The American’s however, would have the last word: two battalions of the British grenadiers were given the mission of following the American retreat beyond Dilworth, far enough to take and occupy several houses east of the village. The grenadier’s officer’s overconfident in their conviction that the American’s were still in full flight, marched the battalions without cover of security elements. When the leading company came within 50 yards of the nearest houses, they were fired upon from an ambush setup by Maxwell’s men. The fire was so heavy that the grenadiers were halted in their tracks while the officers sent for support. The Americans would withdrawal before support arrived.
Elsewhere in the AMerican retreat, on the road to Chester, chaos was compounded by darkness. Any semblance of organization had disappeared in the dark and the army was reduced to a mob of thousands of fleeing men all along the road and in the surrounding fields, every man seeking only to follow someone in front of him. Luckily, confusion did not turn into panic. The mass of men surged forward for twelve miles until the head reached a roadblock at the bridge across Chester Creek. There the wounded American commander Lafayette, his thigh bound up in a bandage, had organized a control point and the retreat was halted. Eventually Washington and Greene arrived, and restored more permanent order to the men. By midnight Washington was so exhausted that he was able only to tumble into bed with a parting order to his staff: “Congress must be written to, gentlemen, and one of you must do it, for I am too sleepy”
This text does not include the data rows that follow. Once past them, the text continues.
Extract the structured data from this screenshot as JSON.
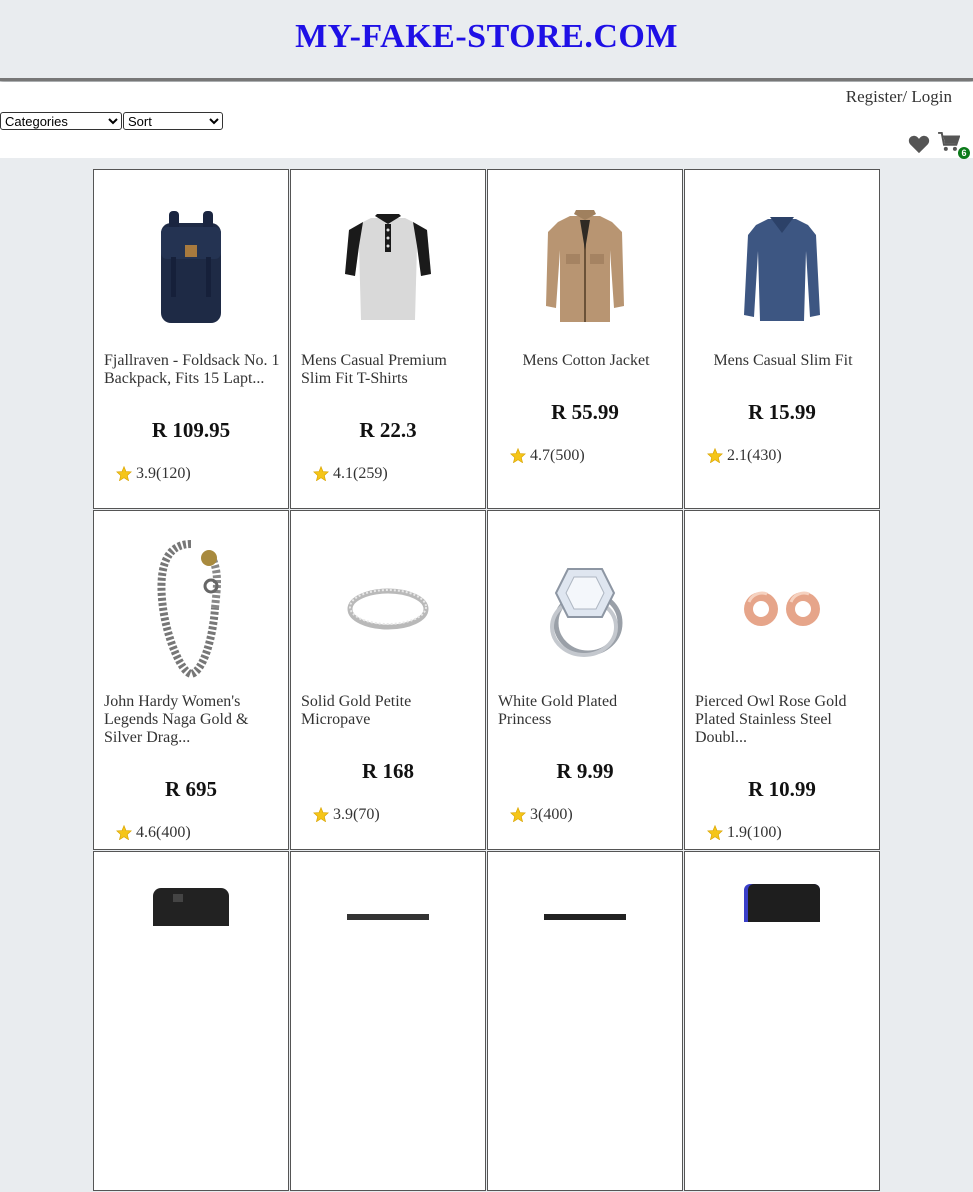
{
  "site": {
    "logo": "MY-FAKE-STORE.COM"
  },
  "auth": {
    "register": "Register",
    "separator": "/",
    "login": "Login"
  },
  "filters": {
    "categories": "Categories",
    "sort": "Sort"
  },
  "cart": {
    "count": "6"
  },
  "colors": {
    "logo": "#1f10e6",
    "badge": "#0b7a1a",
    "star": "#f5c518"
  },
  "products": [
    {
      "title": "Fjallraven - Foldsack No. 1 Backpack, Fits 15 Lapt...",
      "price": "R 109.95",
      "rating": "3.9(120)",
      "image_icon": "backpack-icon"
    },
    {
      "title": "Mens Casual Premium Slim Fit T-Shirts",
      "price": "R 22.3",
      "rating": "4.1(259)",
      "image_icon": "tshirt-icon"
    },
    {
      "title": "Mens Cotton Jacket",
      "price": "R 55.99",
      "rating": "4.7(500)",
      "image_icon": "jacket-icon"
    },
    {
      "title": "Mens Casual Slim Fit",
      "price": "R 15.99",
      "rating": "2.1(430)",
      "image_icon": "longsleeve-icon"
    },
    {
      "title": "John Hardy Women's Legends Naga Gold & Silver Drag...",
      "price": "R 695",
      "rating": "4.6(400)",
      "image_icon": "bracelet-icon"
    },
    {
      "title": "Solid Gold Petite Micropave",
      "price": "R 168",
      "rating": "3.9(70)",
      "image_icon": "ring-icon"
    },
    {
      "title": "White Gold Plated Princess",
      "price": "R 9.99",
      "rating": "3(400)",
      "image_icon": "diamond-ring-icon"
    },
    {
      "title": "Pierced Owl Rose Gold Plated Stainless Steel Doubl...",
      "price": "R 10.99",
      "rating": "1.9(100)",
      "image_icon": "earrings-icon"
    },
    {
      "image_icon": "hard-drive-icon"
    },
    {
      "image_icon": "ssd-icon"
    },
    {
      "image_icon": "ssd-icon"
    },
    {
      "image_icon": "portable-drive-icon"
    }
  ]
}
There exists no accurate record of American casualties — Washington never set down any figures. Howe’s casualties came to 583, which included 89 killed, 488 wounded and 6 missing. Howe’s estimates of the American losses, which should be taken with a grain of salt, given his ability to exaggerate, were 300 killed, 600 wounded, and 400 captured.
Surprisingly the Americans did not take their defeat as a disaster, but as a simple setback, which can be accurately expressed through Captain Enoch Anderson’s record: “Come boys, we shall do better another time”
Although John Sullivan appears to be the main culprit in allowing the American’s flank to be turned, just like it had been at Long Island, it was Washington — as commander- who must ultimately shoulder the blame and he did. The general who had performed so brilliantly at Trenton and Princeton, handling operations and intelligence in such fashion as to draw praise from Frederick the Great, was somehow not the same commander at Brandywine.
Coming off his recent loss, he’ll soon have his position as commander in chief challenged, by a man named Horatio Gates after the Battle of Saratoga.
We’re closing in on Saratoga, which is a pivotal battle in the war, and we’ll start our discussion with the events leading up to it next week.
Originally published at American Military History Podcast.